'Ah, happy hills! ah, pleasing shade!
Ah, fields beloved in vain!
Where once my careless childhood strayed,
I feel the gales that from ye blow
A momentary bliss below,
As, waving fresh their gladsome wing,
My weary soul they seem to soothe,
To breathe a second spring.""
Mr. Sumner early manifested the tachment to Boston, his native city. of uncommon beauty he shows this
In a passage
regard in a
"Boston has always led the generous and magnanimous actions of our history. Boston led the cause of the Revolution. Here was commenced that discussion, pregnant with the independence of the colonies, which, at first occupying a few warm but true spirits only, finally absorbed all the best energies of the continent,—the eloquence of Adams, the patriotism of Jefferson, the wisdom of Washington. Boston is the home of noble charities, the nurse of true learning, the city of churches. By all these tokens she stands conspicuous, and other parts of the country are not unwilling to follow her example. Athens was called the eye of Greece,-Boston may be called the eye of America; and the influence which she exerts is to be referred, not to her size,-for there are other cities larger far,-but to her moral and intellectual character."
In 1830, Mr. Sumner was graduated at Harvard College, and the following year, entered the Law School of the same institution. His whole attention was now turned to the study of juridical science. Not trusting to genius alone, he inured his mind to incessant and hard study, and read all the legal authors of value which he met with. His labor in this respect was truly assiduous, as it was astonishing. We are informed that he never relied upon text-books, but sought original sources,
read all authorities and references, and made himself familiar with books of the common law, from the year-books, in uncouth Norman, down to the latest reports. It was said that he could go into the law library of which he was the librarian, and find in the dark any volume, if in its proper place.

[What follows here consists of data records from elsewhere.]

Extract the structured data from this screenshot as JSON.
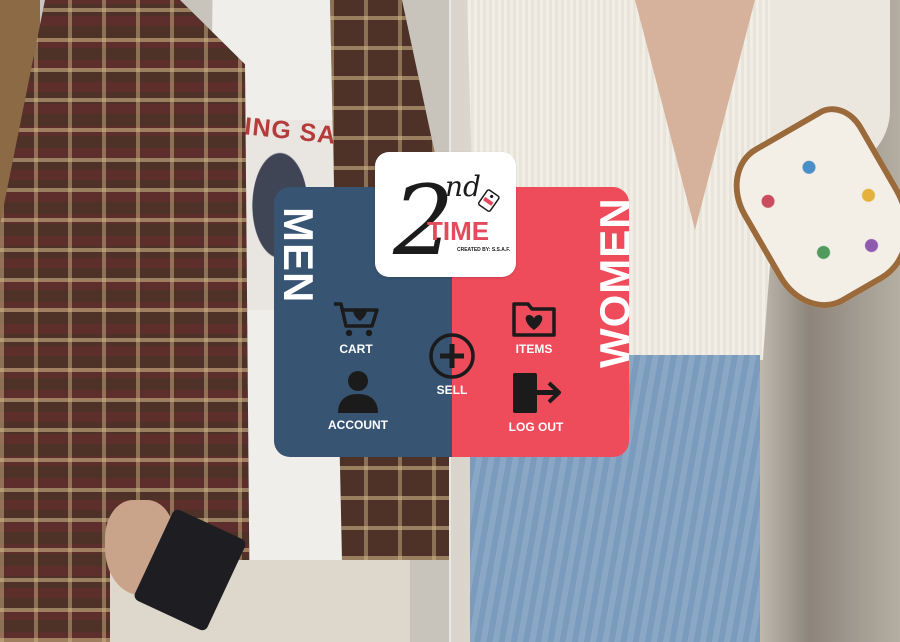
{
  "logo": {
    "numeral": "2",
    "superscript": "nd",
    "word": "TIME",
    "credit": "CREATED BY: S.S.A.F."
  },
  "sections": {
    "men": "MEN",
    "women": "WOMEN"
  },
  "menu": {
    "cart": "CART",
    "account": "ACCOUNT",
    "sell": "SELL",
    "items": "ITEMS",
    "logout": "LOG OUT"
  },
  "background": {
    "tee_print_text": "TING SALE"
  },
  "colors": {
    "men_panel": "#375473",
    "women_panel": "#ee4b5b",
    "logo_text": "#1b1b1b",
    "logo_accent": "#e34b5c"
  },
  "icons": [
    "cart-heart-icon",
    "account-person-icon",
    "sell-plus-icon",
    "items-folder-heart-icon",
    "logout-exit-icon"
  ]
}
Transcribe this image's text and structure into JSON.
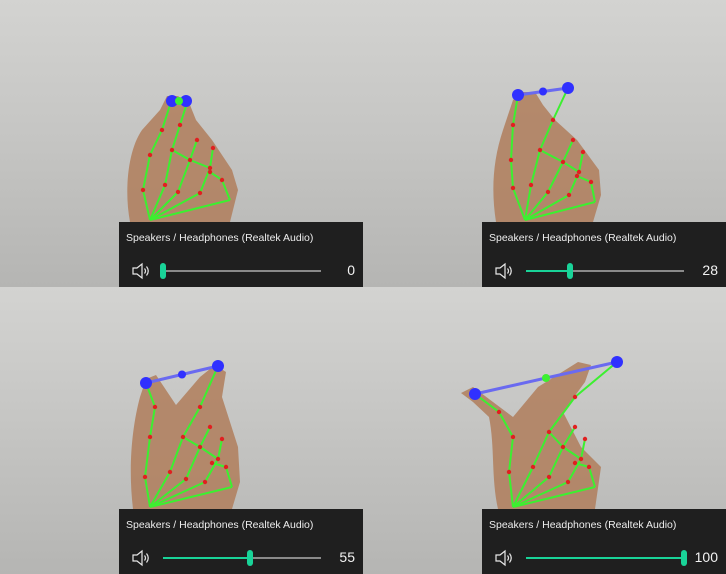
{
  "panels": [
    {
      "device_label": "Speakers / Headphones (Realtek Audio)",
      "volume": 0,
      "volume_text": "0",
      "speaker_icon": "speaker-volume-icon"
    },
    {
      "device_label": "Speakers / Headphones (Realtek Audio)",
      "volume": 28,
      "volume_text": "28",
      "speaker_icon": "speaker-volume-icon"
    },
    {
      "device_label": "Speakers / Headphones (Realtek Audio)",
      "volume": 55,
      "volume_text": "55",
      "speaker_icon": "speaker-volume-icon"
    },
    {
      "device_label": "Speakers / Headphones (Realtek Audio)",
      "volume": 100,
      "volume_text": "100",
      "speaker_icon": "speaker-volume-icon"
    }
  ],
  "colors": {
    "accent": "#19d398",
    "flyout_bg": "#1f1f1f",
    "landmark_line": "#3cf030",
    "landmark_point": "#e02020",
    "pinch_line": "#6a6af0",
    "pinch_point": "#3030ff",
    "skin": "#b07f5e"
  }
}
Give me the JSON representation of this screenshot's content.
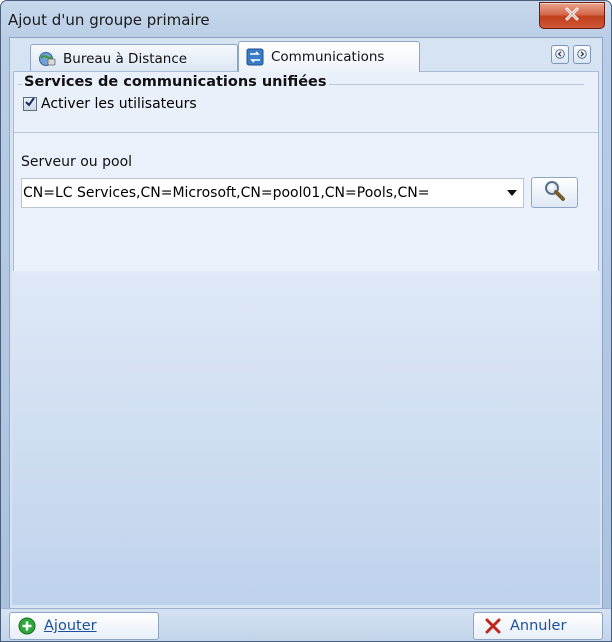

In the early intellectual culture of Mr. Sumner, we have another exemplification of that acknowledged truth, that in order to lead any individual, however gifted he may be, to the highest literary eminence, labor, industry, and perseverance, must always accompany genius. This idea is beautifully unfolded by Dr. Chalmers in an admirable passage which we must here be permitted to quote at length:
"It is by dint of steady labor-it is by giving enough of application to the work, and having enough of time for the doing of it—it is by regular painstaking and the plying of constant assiduities-it is by these, and not by any process of legerdemain, that we secure the strength and the staple of real excellence. It was thus that Demosthenes, clause after clause, and sentence after sentence, elaborated, and that to the uttermost, his immortal orations; it was thus that Newton pioneered his way, by the steps of an ascending geometry, to the mechanism of the heavens-after which, he left this testimony behind him, that he